Tools for Moving Day
On moving day, there are tools you should be sure you have to keep your pet safe and happy despite the stress. First, consider investing in some CBD-infused oil for your furry friend. High-quality CBD oil can calm them down and make the day easier on them, emotionally.
You should also be sure to have a good crate or carrier, or else a reliable leash and harness for your friend. Moving day is a high-risk event when it comes to pet escapes. Plenty of cats and dogs take their chance to explore the world on moving day — an especially risky day since they won’t know where home is anymore. Only take them out to bring them to a pet sitter, keep with their usual walk routine, or go to the new home.
Should You Hire a Pet Sitter?
There’s no hard and fast rule when it comes to hiring a pet sitter for moving day. Ultimately, it all comes down to what will be best for your pet in particular. If your furry friend is super outgoing, then odds are they won’t respond well to getting shut into a room away from all the people and activity of the move. For this kind of pet, a pet sitter or pet daycare might be your best bet. This way they’ll be attended and entertained, ensuring the move goes smoothly.

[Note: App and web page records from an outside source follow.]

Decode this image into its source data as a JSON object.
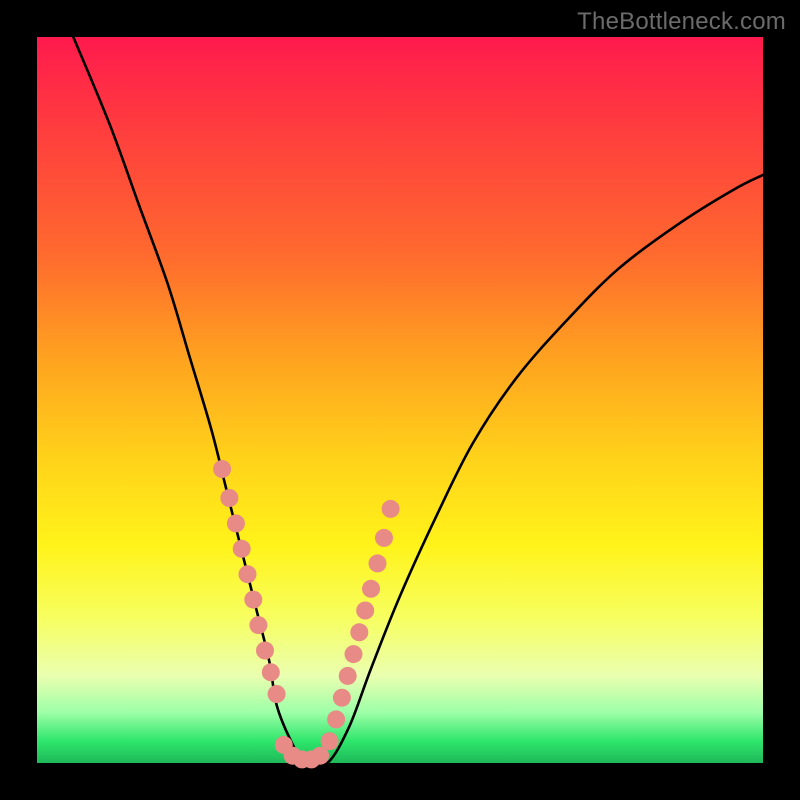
{
  "watermark": "TheBottleneck.com",
  "chart_data": {
    "type": "line",
    "title": "",
    "xlabel": "",
    "ylabel": "",
    "xlim": [
      0,
      100
    ],
    "ylim": [
      0,
      100
    ],
    "series": [
      {
        "name": "bottleneck-curve",
        "x": [
          5,
          10,
          14,
          18,
          21,
          24,
          26,
          28,
          30,
          32,
          33,
          35,
          37,
          40,
          43,
          46,
          50,
          55,
          60,
          66,
          73,
          80,
          88,
          96,
          100
        ],
        "values": [
          100,
          88,
          77,
          66,
          56,
          46,
          38,
          30,
          22,
          14,
          8,
          3,
          0,
          0,
          5,
          13,
          23,
          34,
          44,
          53,
          61,
          68,
          74,
          79,
          81
        ]
      }
    ],
    "markers": {
      "name": "highlight-dots",
      "color": "#e88a85",
      "x_left": [
        25.5,
        26.5,
        27.4,
        28.2,
        29.0,
        29.8,
        30.5,
        31.4,
        32.2,
        33.0
      ],
      "y_left": [
        40.5,
        36.5,
        33.0,
        29.5,
        26.0,
        22.5,
        19.0,
        15.5,
        12.5,
        9.5
      ],
      "x_bottom": [
        34.0,
        35.2,
        36.5,
        37.8,
        39.0
      ],
      "y_bottom": [
        2.5,
        1.0,
        0.5,
        0.5,
        1.0
      ],
      "x_right": [
        40.3,
        41.2,
        42.0,
        42.8,
        43.6,
        44.4,
        45.2,
        46.0,
        46.9,
        47.8,
        48.7
      ],
      "y_right": [
        3.0,
        6.0,
        9.0,
        12.0,
        15.0,
        18.0,
        21.0,
        24.0,
        27.5,
        31.0,
        35.0
      ]
    },
    "gradient_stops": [
      {
        "pos": 0,
        "color": "#ff1a4d"
      },
      {
        "pos": 12,
        "color": "#ff3b3f"
      },
      {
        "pos": 30,
        "color": "#ff6a2e"
      },
      {
        "pos": 45,
        "color": "#ffa51f"
      },
      {
        "pos": 58,
        "color": "#ffd21a"
      },
      {
        "pos": 70,
        "color": "#fff31a"
      },
      {
        "pos": 80,
        "color": "#f7ff60"
      },
      {
        "pos": 88,
        "color": "#eaffb0"
      },
      {
        "pos": 93,
        "color": "#9effa8"
      },
      {
        "pos": 97,
        "color": "#2ee66b"
      },
      {
        "pos": 100,
        "color": "#1fb85a"
      }
    ]
  }
}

If your pet is shy about strangers, however, it may make the most sense to sequester them in a designated room for the duration of the move. Inform anyone helping you move — including any professional movers — and put a note on the door to remind everyone not to open the door. Include food and water, as well as a litter box if you have a cat. Create a similar room in your new home; when you’re ready to move your furry friend, you can take them straight from one safe room to the next!
Adjusting to Your New Home
Finally, make some allowances to ensure your pet has a smooth, low-stress introduction to your new home. The best approach will depend on your pet’s temperament. Cats tend to do best by starting in one room. Let them get used to that space for a few hours, then open the door so they can explore the rest of the house on their own terms.
Dogs appreciate a safe room too, but many canines will want to explore the rest of the house right away. If the moving is finished and it’s safe to do so, let them roam. Otherwise, an accompanied, leashed tour while the movers take a break can satisfy their urge to smell absolutely everything, at least for a little while. Dogs often like to “mark their territory”, especially in a new space so keep an eye on Fido!
Getting settled into a new home is a big adjustment, so it may take your furry friend a couple of weeks to get back to their normal routine. Give them lots of love – and space – as needed. With time, you and your pet will feel right at home.
Thanks to guest blogger Cindy Aldridge of www.ourdogfriends.org